|RAID Not Found
|The BIOS might be ignoring the RAID controller. Check the BIOS to see if RAID is enabled, or if the computer is set to boot from AHCI. If the problem is with the RAID setup, then the possible issues are
-Too many RAID disks have failed, rendering the entire array defective
-The RAID volume itself was deleted
-The RAID controller is defective
Log in to the RAID controller (normally it’s possible to access the RAID controller through an option such as CTRL+J, which is accessible when the computer is booting). If you can’t reach the RAID controller, it may have failed.

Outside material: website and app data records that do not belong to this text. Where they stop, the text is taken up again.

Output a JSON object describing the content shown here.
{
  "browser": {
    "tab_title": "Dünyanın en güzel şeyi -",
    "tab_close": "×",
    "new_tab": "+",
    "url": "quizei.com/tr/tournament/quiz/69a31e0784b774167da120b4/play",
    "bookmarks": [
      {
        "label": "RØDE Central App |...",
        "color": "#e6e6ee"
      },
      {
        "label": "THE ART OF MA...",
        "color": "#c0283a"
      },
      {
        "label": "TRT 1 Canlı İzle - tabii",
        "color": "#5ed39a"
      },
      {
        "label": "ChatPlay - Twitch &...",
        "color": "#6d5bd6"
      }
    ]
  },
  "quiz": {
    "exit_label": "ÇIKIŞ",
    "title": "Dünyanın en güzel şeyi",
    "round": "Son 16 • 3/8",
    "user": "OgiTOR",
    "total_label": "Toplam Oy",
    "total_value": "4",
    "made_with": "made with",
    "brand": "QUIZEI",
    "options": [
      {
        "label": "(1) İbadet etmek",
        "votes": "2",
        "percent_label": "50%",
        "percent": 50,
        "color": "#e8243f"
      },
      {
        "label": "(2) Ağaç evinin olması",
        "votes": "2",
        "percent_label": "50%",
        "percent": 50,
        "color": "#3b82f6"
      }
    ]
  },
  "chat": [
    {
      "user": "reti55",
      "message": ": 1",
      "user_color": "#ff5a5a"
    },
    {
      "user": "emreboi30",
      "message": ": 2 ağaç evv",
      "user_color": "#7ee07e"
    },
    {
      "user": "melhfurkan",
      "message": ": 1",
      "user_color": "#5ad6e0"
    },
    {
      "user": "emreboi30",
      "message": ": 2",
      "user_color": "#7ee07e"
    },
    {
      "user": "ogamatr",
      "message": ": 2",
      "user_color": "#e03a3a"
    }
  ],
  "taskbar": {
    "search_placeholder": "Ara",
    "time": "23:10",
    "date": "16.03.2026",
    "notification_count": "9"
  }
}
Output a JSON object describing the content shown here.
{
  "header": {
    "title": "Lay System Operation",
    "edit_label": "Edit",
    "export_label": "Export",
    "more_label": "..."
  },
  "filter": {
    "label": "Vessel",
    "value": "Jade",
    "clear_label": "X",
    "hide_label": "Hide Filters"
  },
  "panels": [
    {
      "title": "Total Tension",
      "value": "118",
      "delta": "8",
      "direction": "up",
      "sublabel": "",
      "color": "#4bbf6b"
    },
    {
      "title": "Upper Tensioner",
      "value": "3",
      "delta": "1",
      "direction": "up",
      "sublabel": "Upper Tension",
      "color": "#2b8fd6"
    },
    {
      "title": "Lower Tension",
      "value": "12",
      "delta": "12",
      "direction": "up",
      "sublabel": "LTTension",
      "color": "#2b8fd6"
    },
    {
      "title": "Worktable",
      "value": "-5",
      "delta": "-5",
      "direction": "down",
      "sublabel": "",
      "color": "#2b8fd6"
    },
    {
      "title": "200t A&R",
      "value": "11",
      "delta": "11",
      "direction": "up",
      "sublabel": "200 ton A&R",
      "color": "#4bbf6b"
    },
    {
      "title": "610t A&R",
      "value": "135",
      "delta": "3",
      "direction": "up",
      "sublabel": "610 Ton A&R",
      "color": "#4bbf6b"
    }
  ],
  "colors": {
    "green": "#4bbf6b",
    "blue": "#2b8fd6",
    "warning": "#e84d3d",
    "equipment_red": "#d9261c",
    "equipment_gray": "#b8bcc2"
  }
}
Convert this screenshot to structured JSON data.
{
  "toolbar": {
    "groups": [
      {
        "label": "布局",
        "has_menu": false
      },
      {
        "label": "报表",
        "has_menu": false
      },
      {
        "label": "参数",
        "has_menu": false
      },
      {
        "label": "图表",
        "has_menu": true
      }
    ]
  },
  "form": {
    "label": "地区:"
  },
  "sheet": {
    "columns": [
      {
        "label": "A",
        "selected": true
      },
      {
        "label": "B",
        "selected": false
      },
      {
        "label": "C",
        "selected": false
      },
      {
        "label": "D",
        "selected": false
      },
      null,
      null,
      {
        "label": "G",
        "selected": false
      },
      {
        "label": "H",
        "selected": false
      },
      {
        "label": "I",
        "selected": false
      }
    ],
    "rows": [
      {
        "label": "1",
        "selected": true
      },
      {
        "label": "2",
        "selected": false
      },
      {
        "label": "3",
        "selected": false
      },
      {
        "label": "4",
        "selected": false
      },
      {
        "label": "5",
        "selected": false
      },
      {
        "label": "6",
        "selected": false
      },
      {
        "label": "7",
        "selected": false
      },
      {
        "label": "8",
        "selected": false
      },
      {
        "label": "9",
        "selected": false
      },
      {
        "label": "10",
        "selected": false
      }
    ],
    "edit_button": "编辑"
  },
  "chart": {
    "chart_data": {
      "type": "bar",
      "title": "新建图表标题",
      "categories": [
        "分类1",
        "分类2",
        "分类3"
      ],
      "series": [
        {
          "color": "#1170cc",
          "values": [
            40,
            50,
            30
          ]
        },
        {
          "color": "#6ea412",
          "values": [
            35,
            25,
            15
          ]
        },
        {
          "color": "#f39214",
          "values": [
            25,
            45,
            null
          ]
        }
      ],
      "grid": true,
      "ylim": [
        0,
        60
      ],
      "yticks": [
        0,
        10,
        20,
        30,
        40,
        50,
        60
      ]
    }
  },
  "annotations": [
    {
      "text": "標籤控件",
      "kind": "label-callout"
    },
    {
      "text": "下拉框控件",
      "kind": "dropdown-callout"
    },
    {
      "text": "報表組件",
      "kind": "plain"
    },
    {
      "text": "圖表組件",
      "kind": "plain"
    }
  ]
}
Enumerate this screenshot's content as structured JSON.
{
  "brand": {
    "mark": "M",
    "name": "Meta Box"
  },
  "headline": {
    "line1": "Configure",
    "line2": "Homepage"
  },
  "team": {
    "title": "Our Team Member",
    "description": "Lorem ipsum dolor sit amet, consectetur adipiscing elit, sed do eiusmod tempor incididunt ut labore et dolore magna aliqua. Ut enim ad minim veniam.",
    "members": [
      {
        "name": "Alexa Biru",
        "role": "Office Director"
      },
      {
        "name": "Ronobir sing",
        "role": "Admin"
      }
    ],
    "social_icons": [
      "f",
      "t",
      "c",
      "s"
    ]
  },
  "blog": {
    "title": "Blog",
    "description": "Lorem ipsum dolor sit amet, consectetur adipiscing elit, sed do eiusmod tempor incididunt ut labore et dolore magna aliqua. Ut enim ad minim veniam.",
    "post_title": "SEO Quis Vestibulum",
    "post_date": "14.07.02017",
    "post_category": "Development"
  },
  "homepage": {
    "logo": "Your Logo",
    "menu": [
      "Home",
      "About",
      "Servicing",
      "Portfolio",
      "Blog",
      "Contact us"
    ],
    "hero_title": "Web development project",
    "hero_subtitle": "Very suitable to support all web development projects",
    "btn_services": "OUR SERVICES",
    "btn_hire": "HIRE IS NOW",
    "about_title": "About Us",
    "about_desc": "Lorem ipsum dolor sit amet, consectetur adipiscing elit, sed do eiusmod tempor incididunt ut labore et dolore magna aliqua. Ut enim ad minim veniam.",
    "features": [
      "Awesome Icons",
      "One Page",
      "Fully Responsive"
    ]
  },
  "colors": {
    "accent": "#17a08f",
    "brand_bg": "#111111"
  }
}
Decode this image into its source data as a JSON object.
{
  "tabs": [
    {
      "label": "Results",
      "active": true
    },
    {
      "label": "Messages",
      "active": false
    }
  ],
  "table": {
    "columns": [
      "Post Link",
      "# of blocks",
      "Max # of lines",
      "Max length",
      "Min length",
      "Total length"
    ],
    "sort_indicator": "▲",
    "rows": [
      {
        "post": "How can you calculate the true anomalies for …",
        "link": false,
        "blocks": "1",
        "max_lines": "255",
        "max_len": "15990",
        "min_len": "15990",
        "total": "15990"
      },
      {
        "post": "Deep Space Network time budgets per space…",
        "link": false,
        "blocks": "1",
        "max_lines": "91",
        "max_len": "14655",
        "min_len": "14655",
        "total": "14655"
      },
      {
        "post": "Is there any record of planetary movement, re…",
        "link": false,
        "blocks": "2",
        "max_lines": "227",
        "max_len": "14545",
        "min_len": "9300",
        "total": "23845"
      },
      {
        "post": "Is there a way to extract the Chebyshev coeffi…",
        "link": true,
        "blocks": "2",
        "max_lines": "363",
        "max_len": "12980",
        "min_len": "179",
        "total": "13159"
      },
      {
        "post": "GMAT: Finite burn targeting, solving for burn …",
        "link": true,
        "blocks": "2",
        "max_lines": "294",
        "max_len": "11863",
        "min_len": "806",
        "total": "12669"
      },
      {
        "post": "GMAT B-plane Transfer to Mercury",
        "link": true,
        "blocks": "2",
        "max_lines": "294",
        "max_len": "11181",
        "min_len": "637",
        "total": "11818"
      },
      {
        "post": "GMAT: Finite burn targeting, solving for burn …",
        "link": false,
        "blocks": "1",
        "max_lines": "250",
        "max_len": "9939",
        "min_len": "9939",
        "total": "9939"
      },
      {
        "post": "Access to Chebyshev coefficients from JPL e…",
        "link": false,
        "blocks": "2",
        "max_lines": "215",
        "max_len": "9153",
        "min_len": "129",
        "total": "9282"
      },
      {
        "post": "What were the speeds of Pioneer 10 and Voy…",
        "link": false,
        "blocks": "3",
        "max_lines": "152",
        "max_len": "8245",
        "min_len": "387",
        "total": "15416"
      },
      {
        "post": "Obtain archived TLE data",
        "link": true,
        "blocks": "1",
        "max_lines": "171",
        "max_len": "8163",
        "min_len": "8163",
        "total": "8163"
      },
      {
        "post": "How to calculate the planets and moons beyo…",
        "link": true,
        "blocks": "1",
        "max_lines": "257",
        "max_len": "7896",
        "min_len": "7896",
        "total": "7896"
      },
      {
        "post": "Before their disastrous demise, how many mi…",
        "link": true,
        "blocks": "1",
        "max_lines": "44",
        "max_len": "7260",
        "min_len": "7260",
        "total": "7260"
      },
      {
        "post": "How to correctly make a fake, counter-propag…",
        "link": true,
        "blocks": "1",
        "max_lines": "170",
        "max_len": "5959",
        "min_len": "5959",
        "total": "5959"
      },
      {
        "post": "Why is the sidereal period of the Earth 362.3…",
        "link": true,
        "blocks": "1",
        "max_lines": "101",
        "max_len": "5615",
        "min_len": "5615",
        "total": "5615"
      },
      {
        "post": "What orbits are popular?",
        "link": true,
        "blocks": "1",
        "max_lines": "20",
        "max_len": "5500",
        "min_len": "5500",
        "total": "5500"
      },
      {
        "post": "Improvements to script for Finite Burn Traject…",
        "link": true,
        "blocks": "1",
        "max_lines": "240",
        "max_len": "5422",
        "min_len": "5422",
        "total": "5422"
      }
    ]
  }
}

-Try reseating the RAID controller, or controller cables. Replace the controller if appears to be failing.
-If it’s an integrated controller, the system board may have to be replaced.
Log in to the controller to see if the virtual disks are present. If the virtual disk configuration is lost, but the physical disks are still functional, you can try to have the controller “detect” the original configuration. Check inside the controller to see if the disks are functional. The disks may not be seated correctly.
The disks sit inside a backplane, and the backplane may be loose. Try to reseat the backplane.
|RAID Stops Working
|One or more disks have failed
Typically, an enterprise disk will show an error light on the front (a red or amber light) indicating that it has failed. If you’re using RAID 5, or another redundant RAID version, the failure of a single disk won’t cause data loss. But you must replace the disk. The failure of an additional disk could result in complete data loss.